Ahead of the panel discussion, Connan said that removing gender barriers within medicine must include acknowledging and calling out craft group and institutional biases.
Gender quotas are one potential ‘transition tool’ that medical colleges could use when striving to achieve gender diversity at both a member and leadership level.
All colleges are challenged and encouraged to ensure their leadership reflects the diversity of their members.”
Breaking out of silos
Friday’s event follows a high-profile grand round panel hosted by the Royal Women’s late last year on the moral, ethical and professional duty of people working in health to speak out against the “institutional cruelty” being perpetrated on asylum seekers and refugees by the Australian Government.
That packed event brought together nearly 200 health professionals, including senior representatives of the Australian Medical Association (AMA) and medical and midwifery colleges, and sparked ongoing discussions on Twitter in the lead up to debate at Parliament on the medevac legislation, which was finally passed this year.
“Issues around gender inequity are being experienced across the health sector but we don’t always get to combine forces because we so often work in silos, either in our own hospitals or own specialties,” Szabo said.
“Just like the last grand round, I think we’re able to be much more powerful together. It gives us additional strength,” she said.
The Victorian branch of the Australian Medical Association (AMA), the University of Melbourne Department of Obstetrics and Gynaecology and RANZCOG are supporting the grand round event tomorrow.
The panel discussion will be moderated by broadcaster and author Tracey Spicer, who has spearheaded the #MeToo movement in Australia and last year created NOW Australia, a not-for-profit group aimed at helping anyone who has been sexually harassed in the workplace.
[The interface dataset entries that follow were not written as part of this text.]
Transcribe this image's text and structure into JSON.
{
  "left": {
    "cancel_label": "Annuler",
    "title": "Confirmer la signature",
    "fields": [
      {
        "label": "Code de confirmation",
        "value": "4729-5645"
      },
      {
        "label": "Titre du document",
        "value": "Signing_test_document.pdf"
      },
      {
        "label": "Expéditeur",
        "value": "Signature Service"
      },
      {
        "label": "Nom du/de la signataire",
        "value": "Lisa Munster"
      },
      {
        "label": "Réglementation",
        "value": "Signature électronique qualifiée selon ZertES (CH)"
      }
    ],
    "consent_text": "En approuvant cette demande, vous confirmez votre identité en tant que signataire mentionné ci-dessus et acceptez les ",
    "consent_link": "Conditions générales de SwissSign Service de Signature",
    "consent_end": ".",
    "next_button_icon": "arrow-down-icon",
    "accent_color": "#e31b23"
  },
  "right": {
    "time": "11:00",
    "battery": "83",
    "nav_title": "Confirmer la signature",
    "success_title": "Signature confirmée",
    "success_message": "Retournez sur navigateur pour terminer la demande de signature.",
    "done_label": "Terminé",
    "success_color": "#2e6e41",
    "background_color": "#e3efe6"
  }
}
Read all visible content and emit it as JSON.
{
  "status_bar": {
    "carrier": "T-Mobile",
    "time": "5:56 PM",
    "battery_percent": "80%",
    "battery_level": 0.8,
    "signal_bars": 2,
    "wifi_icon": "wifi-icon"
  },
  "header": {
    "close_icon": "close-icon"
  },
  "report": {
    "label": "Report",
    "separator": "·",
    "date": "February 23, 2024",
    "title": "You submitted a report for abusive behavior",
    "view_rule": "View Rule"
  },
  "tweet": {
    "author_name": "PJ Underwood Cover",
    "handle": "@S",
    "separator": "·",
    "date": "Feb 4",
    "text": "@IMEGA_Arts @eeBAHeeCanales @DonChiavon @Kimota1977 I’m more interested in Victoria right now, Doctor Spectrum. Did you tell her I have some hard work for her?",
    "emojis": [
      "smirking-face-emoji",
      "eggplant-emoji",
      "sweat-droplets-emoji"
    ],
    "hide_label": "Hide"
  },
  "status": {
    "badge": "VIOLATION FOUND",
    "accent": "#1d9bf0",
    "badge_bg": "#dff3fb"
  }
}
Marie McInerney is covering #HealthAdvocacyWIM for the Croakey Conference News Service.